#UNLOAD is an arts-based initiative that seeks to drive consensus around one of the most divisive issues today: gun violence.
We have a problem with gun violence in this country. Too many men, women, and children are killed or grievously wounded by firearms. Mass shootings occur with frightening regularity. Suicides are on the rise. Children with access to unsecured weapons accidentally shoot family members. The majority of Americans want this to end: gun owners and gun safety advocates; Democrats, Republicans, and independents; city and country dwellers; citizens and immigrants. The solutions to reduce gun violence are complex but possible and yet we’ve been unable to stop the killing. A nation divided, we mistrust one another, hold divergent beliefs about how to interpret the Second Amendment, and disagree on the root causes of gun violence. The politics around this issue are toxic and make finding a solution seemingly impossible. We need to adopt a new approach.
#UNLOAD offers the chance to take a new approach to one of America’s most alarming and loaded issues. We are organizing and collaborating on many exciting arts events starting in 2018 that will bring together a diverse audience for conversations about the role and impact of guns and will help us drive consensus and find solutions to the epidemic of gun violence. We will also use technology, social media, and our website to expand opportunities for many to speak up and be heard, especially young people and students. And at the end of the year, we hope to produce a blueprint for action that can be exported to other states. So, this project is about hope- the hope that progress is still possible.
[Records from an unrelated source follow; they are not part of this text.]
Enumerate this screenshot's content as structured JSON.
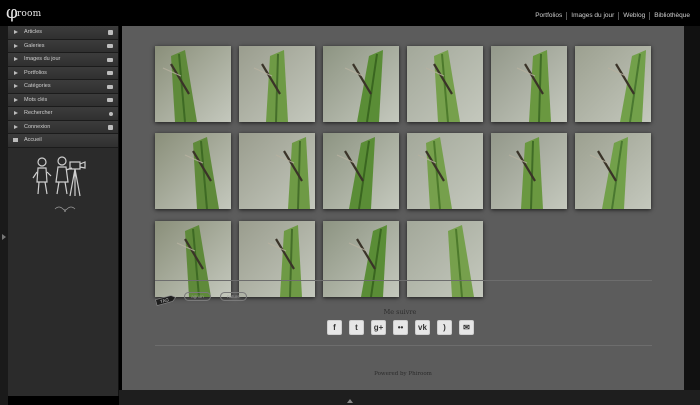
{
  "header": {
    "logo_text": "room",
    "nav": [
      "Portfolios",
      "Images du jour",
      "Weblog",
      "Bibliothèque"
    ]
  },
  "sidebar": {
    "items": [
      {
        "label": "Articles",
        "icon": "document-icon"
      },
      {
        "label": "Galeries",
        "icon": "gallery-icon"
      },
      {
        "label": "Images du jour",
        "icon": "gallery-icon"
      },
      {
        "label": "Portfolios",
        "icon": "gallery-icon"
      },
      {
        "label": "Catégories",
        "icon": "folder-icon"
      },
      {
        "label": "Mots clés",
        "icon": "tags-icon"
      },
      {
        "label": "Rechercher",
        "icon": "search-icon"
      },
      {
        "label": "Connexion",
        "icon": "login-icon"
      },
      {
        "label": "Accueil",
        "icon": "home-icon"
      }
    ]
  },
  "gallery": {
    "thumbnails": [
      {
        "subject": "damselfly on leaf"
      },
      {
        "subject": "damselfly on leaf"
      },
      {
        "subject": "damselfly on leaf"
      },
      {
        "subject": "damselfly on leaf"
      },
      {
        "subject": "damselfly on leaf"
      },
      {
        "subject": "damselfly on leaf"
      },
      {
        "subject": "damselfly on leaf"
      },
      {
        "subject": "damselfly on stem"
      },
      {
        "subject": "damselfly on stem"
      },
      {
        "subject": "dew on leaf"
      },
      {
        "subject": "damselfly on stem"
      },
      {
        "subject": "damselfly on stem"
      },
      {
        "subject": "damselfly on stem"
      },
      {
        "subject": "damselfly on stem"
      },
      {
        "subject": "damselfly on stem"
      },
      {
        "subject": "grass blades"
      }
    ]
  },
  "tags": {
    "icon_label": "TAG",
    "items": [
      "agrion",
      "nature"
    ]
  },
  "social": {
    "title": "Me suivre",
    "networks": [
      {
        "name": "facebook-icon",
        "glyph": "f"
      },
      {
        "name": "twitter-icon",
        "glyph": "t"
      },
      {
        "name": "google-plus-icon",
        "glyph": "g+"
      },
      {
        "name": "flickr-icon",
        "glyph": "••"
      },
      {
        "name": "vk-icon",
        "glyph": "vk"
      },
      {
        "name": "rss-icon",
        "glyph": ")"
      },
      {
        "name": "email-icon",
        "glyph": "✉"
      }
    ]
  },
  "footer": {
    "powered_by": "Powered by Phiroom"
  },
  "colors": {
    "background": "#000000",
    "main_bg": "#5c5c5c",
    "sidebar_bg": "#2b2b2b",
    "text_light": "#d0d0d0"
  }
}
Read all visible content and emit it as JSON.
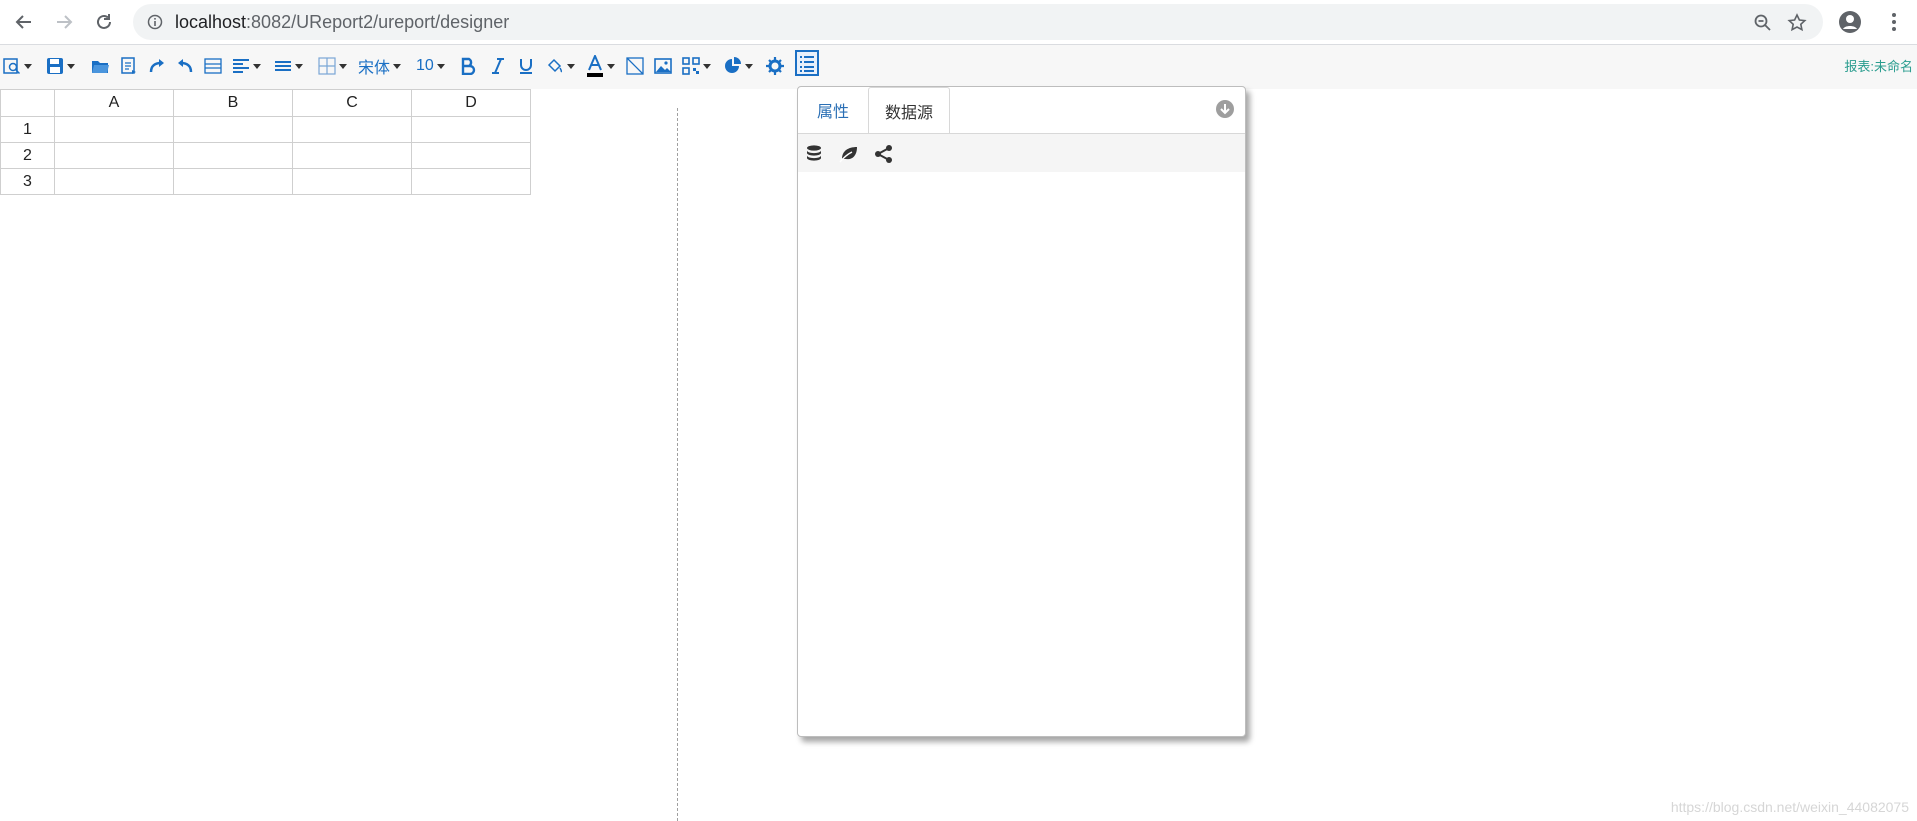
{
  "browser": {
    "url_host": "localhost",
    "url_rest": ":8082/UReport2/ureport/designer"
  },
  "toolbar": {
    "font_name": "宋体",
    "font_size": "10",
    "report_name": "报表:未命名",
    "colors": {
      "accent": "#1a6fc4",
      "report_name": "#2a9d8f"
    }
  },
  "grid": {
    "columns": [
      "A",
      "B",
      "C",
      "D"
    ],
    "rows": [
      "1",
      "2",
      "3"
    ]
  },
  "panel": {
    "tabs": [
      {
        "label": "属性"
      },
      {
        "label": "数据源"
      }
    ],
    "ds_icons": [
      "database-icon",
      "leaf-icon",
      "share-icon"
    ]
  },
  "watermark": "https://blog.csdn.net/weixin_44082075"
}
#UNLOAD has chosen to host these events and continue the national conversation in Connecticut because of its long and complex history with guns. Connecticut has been a hub of weapons and ammunition production as well as the state where the unimaginable mass murder of 20 first graders at Sandy Hook Elementary School took place. In addition, like most other states, Connecticut confronts the constant, growing scourges of urban gun violence and suicide.